Suppose your group has just been hired by a company called Alco. You are asked to analyze its operations and make some recommendations about how it can comply at a minimum cost with recent orders of the Environmental Protection Agency (EPA).

G.53

To prepare your report, you study the operation and obtain the following information:
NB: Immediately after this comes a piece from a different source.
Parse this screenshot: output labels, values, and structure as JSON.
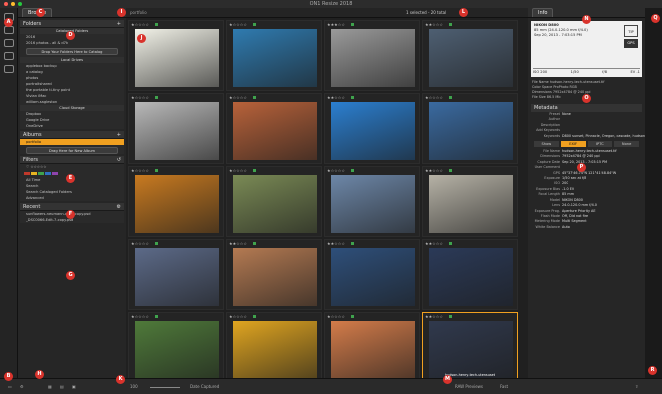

- Alco Cement Company produces cement.
- The EPA has ordered Alco to reduce the amount of emissions released into the atmosphere during production.
- Alco wants to comply, but wants to do so at the least possible cost.
- Present production is 2.5 million barrels of cement, and 2 pounds of dust are emitted for every barrel of cement produced.
- The cement is produced in kilns that are presently equipped with mechanical collectors.
- To reduce the emissions to the required level, the mechanical collectors must be replaced either by four-field electrostatic precipitators, which would reduce emission to 0.5 pound of dust per barrel of cement, or by five-field precipitators, which would reduce emission to 0.2 pound per barrel.
- The capital and operating costs for the four-field precipitator are 14¢ per barrel of cement produced; for the five-field precipitator, costs are 18ó per barrel.
- To comply with the EPA, Alco must reduce particulate emission by at least 4.2 million pounds.
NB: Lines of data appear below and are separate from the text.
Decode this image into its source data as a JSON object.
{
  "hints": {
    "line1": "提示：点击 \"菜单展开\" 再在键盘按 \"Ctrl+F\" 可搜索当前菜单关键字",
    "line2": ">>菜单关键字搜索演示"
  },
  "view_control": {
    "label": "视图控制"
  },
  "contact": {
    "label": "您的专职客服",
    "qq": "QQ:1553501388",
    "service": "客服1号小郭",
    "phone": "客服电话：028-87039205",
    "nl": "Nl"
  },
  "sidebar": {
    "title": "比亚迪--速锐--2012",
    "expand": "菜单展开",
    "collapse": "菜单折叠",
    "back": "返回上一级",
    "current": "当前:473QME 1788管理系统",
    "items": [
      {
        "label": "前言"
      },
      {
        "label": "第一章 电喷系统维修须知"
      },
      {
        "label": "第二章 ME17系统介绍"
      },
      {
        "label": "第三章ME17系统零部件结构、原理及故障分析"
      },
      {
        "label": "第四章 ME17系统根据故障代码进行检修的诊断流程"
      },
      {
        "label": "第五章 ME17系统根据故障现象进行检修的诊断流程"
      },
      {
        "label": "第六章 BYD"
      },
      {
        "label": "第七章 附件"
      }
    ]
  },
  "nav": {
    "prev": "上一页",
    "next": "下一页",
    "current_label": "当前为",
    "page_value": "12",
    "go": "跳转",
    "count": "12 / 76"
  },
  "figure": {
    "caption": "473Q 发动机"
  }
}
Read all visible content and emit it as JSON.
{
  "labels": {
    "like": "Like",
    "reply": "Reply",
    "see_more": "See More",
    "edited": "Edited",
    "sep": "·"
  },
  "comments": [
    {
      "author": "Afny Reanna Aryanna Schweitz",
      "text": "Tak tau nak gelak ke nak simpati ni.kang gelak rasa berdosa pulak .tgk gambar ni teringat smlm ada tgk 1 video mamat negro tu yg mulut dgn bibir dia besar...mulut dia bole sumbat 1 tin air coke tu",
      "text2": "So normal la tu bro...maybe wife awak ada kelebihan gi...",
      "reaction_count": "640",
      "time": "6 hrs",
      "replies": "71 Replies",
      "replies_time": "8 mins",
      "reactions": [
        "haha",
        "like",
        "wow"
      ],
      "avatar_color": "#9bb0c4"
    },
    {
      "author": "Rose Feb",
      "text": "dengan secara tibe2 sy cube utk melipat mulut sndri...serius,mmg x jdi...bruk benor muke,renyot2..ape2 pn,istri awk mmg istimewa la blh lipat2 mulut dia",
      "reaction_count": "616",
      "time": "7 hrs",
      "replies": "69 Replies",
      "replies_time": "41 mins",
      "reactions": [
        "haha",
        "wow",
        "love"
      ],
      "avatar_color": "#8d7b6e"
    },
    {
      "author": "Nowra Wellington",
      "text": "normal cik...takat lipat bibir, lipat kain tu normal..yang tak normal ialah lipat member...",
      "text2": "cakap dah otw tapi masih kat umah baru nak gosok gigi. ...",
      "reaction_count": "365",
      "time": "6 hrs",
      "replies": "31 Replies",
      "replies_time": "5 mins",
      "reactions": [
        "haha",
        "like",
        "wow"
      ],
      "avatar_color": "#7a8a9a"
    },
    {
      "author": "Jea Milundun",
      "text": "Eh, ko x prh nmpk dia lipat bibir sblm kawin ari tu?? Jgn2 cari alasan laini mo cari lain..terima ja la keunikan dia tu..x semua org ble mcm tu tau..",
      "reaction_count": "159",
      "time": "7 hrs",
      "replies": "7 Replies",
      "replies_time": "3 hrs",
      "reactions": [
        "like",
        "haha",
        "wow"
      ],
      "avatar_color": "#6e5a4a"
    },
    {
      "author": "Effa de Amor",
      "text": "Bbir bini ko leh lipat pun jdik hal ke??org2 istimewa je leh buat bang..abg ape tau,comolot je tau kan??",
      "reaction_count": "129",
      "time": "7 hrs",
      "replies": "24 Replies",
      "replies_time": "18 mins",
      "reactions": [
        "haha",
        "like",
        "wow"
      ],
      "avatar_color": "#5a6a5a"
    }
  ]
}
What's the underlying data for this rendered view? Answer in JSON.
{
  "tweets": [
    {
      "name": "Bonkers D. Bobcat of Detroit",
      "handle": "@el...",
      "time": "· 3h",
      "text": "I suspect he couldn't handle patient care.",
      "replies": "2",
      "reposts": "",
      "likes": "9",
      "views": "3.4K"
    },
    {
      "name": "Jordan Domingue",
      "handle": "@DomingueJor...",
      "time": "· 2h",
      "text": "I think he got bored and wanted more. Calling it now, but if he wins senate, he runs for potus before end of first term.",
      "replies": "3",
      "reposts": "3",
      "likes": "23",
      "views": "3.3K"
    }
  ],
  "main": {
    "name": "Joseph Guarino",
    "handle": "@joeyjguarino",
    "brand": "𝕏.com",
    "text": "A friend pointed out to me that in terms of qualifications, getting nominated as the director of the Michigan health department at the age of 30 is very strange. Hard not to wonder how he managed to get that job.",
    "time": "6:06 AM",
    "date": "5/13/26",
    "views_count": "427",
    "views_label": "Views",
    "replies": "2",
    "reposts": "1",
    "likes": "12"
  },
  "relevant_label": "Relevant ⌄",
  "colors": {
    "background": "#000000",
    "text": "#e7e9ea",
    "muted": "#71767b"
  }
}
Use mathematical modeling to write your paper. Mathematical modeling involves creating equations and procedures to make predictions about the real world. Typical textbook problems focus on limited, specific skills, but in the real world you need to sift through the given information to decide what information you need and what information you do not need. You may need to do some research to gather data not provided.

** Chapter 17 **
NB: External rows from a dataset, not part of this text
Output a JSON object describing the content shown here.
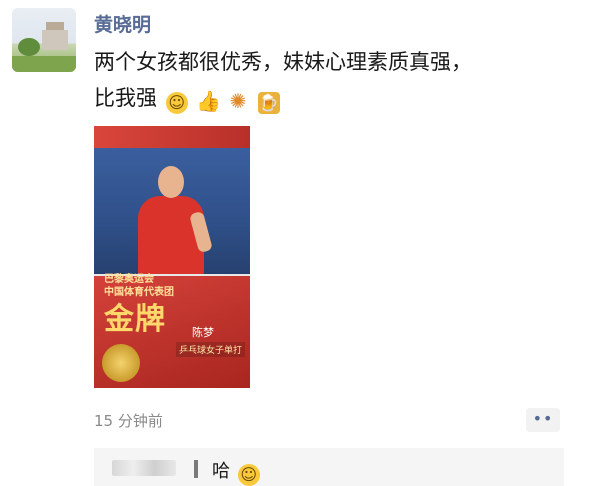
{
  "post": {
    "username": "黄晓明",
    "text_line1": "两个女孩都很优秀，妹妹心理素质真强，",
    "text_line2": "比我强",
    "emojis": [
      "grin-emoji",
      "thumbs-up-emoji",
      "firework-emoji",
      "beer-emoji"
    ],
    "timestamp": "15 分钟前",
    "more_label": "••"
  },
  "image_card": {
    "small_line1": "巴黎奥运会",
    "small_line2": "中国体育代表团",
    "headline": "金牌",
    "athlete_name": "陈梦",
    "event": "乒乓球女子单打"
  },
  "comment": {
    "text": "哈"
  },
  "colors": {
    "username": "#576b95",
    "timestamp": "#8a8a8a",
    "card_red": "#c23a2f",
    "gold": "#ffd86b"
  }
}
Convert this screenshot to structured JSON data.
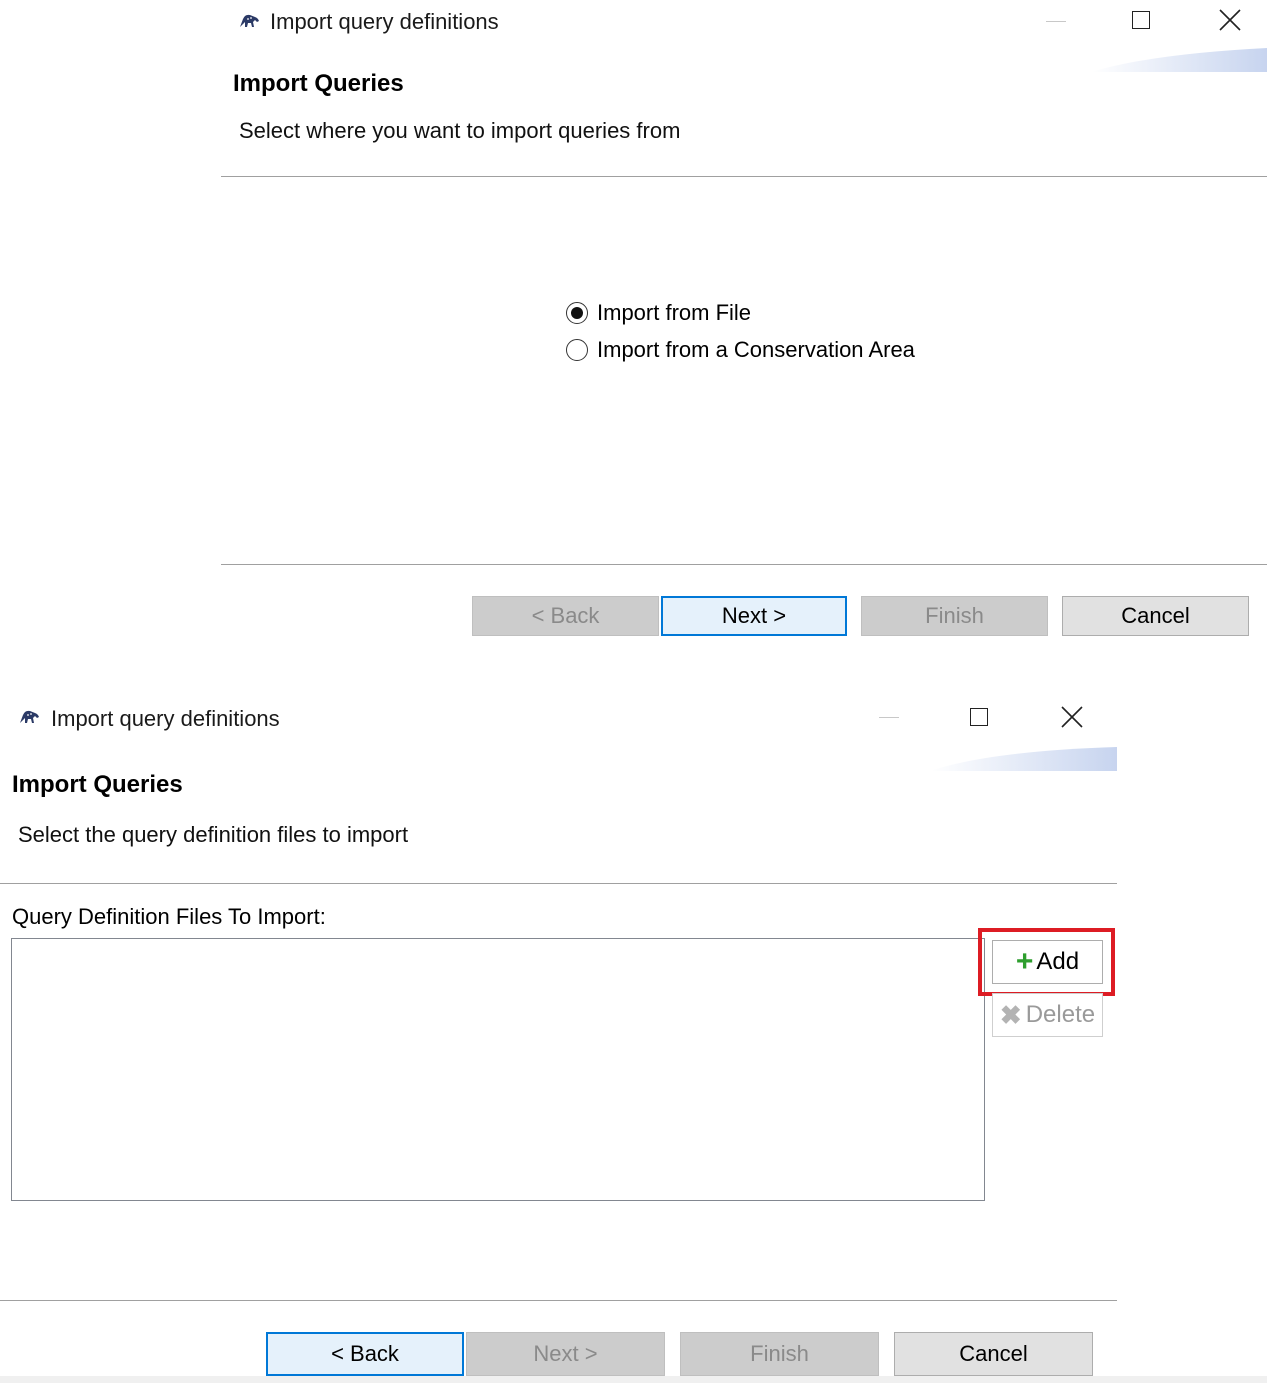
{
  "dialog1": {
    "title": "Import query definitions",
    "header_title": "Import Queries",
    "header_desc": "Select where you want to import queries from",
    "options": [
      {
        "label": "Import from File",
        "selected": true
      },
      {
        "label": "Import from a Conservation Area",
        "selected": false
      }
    ],
    "buttons": {
      "back": "< Back",
      "next": "Next >",
      "finish": "Finish",
      "cancel": "Cancel"
    }
  },
  "dialog2": {
    "title": "Import query definitions",
    "header_title": "Import Queries",
    "header_desc": "Select the query definition files to import",
    "list_label": "Query Definition Files To Import:",
    "add_label": "Add",
    "delete_label": "Delete",
    "buttons": {
      "back": "< Back",
      "next": "Next >",
      "finish": "Finish",
      "cancel": "Cancel"
    }
  },
  "colors": {
    "highlight": "#dd1c24",
    "default_button_border": "#0078d7",
    "add_icon": "#2e9e2e"
  },
  "icons": {
    "app": "leopard-icon",
    "minimize": "minimize-icon",
    "maximize": "maximize-icon",
    "close": "close-icon",
    "add": "plus-icon",
    "delete": "x-icon"
  }
}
**G.54** Build a scale model of the solar system.

** G.55** Historical Quest Write a history of apportionment in the United States House of Representatives. Pay particular attention to the paradoxes of apportionment.

** G.56 ** Of all possible collections of states that yield 270 or more electoral votes, enough to win a presidential election, which collection has the smallest geographical area?

*References *

**Frederick S. Hillier**, and **Gerald J. Lieberman**. Introduction to Operations Research. 4th ed. Oakland: Holden Day, 1986.

** Charles Redmond**,

**Michael Federici**, and

**Donald Platte**, “Proof by Contradiction and the Electoral College,” The Mathematics Teacher, Vol. 91, No. 8, November 1998, pp.655-658.

** G.57 **Historical Quest Prepare a list of women mathematicians from the history of mathematics. Answer the question, “Why were so few mathematicians female?”

*References *

**Teri Perl**,* Math Equals: Biographies of Women Mathematicians plus Related Activities*. (Reading, MA: Addison-Wesley Publishing Co., 1978).

**Loretta Kelley**, “Why Were So Few Mathematicians Female?”* The Mathematics Teacher*, October 1996.

**Barbara Sicherman**and

**Carol H. Green**, eds.

*Notable American Women:*

The Modern Period. A Biographical Dictionary.(Cambridge,

The Modern Period. A Biographical Dictionary.

MA: Belknap Press, Harvard University Press, 1980).

*Outstanding Women in Mathematics and Science (National Women’s History Project*, Windsor, CA

95492, 1991).

G.58**Historical Quest **Prepare a list of black mathematicians from the history of mathematics.

*References*

**Virginia Newell** et al., eds.* Black Mathematicians and Their Works* (Ardmore, PA: Dorrance & Company, 1980).

** G.59** Historical Quest Prepare a list of mathematicians with the first name of Karl.

Investigate some item of interest to your group. It might be to predict the outcome of an upcoming election, your favorite song or movie. Your group should make up a list of 5 or 6 choices; for example, you might be researching what is the best of the Star Wars movies. Make up a written ballot and ask at least 50 people to rank the items on your list. Summarize the outcome of your poll. Was there a majority winner; how about a plurality winner. Who wins the Borda count or the Hare methods? What about the pair wise

G.60

comparison method. Present a summary of your results.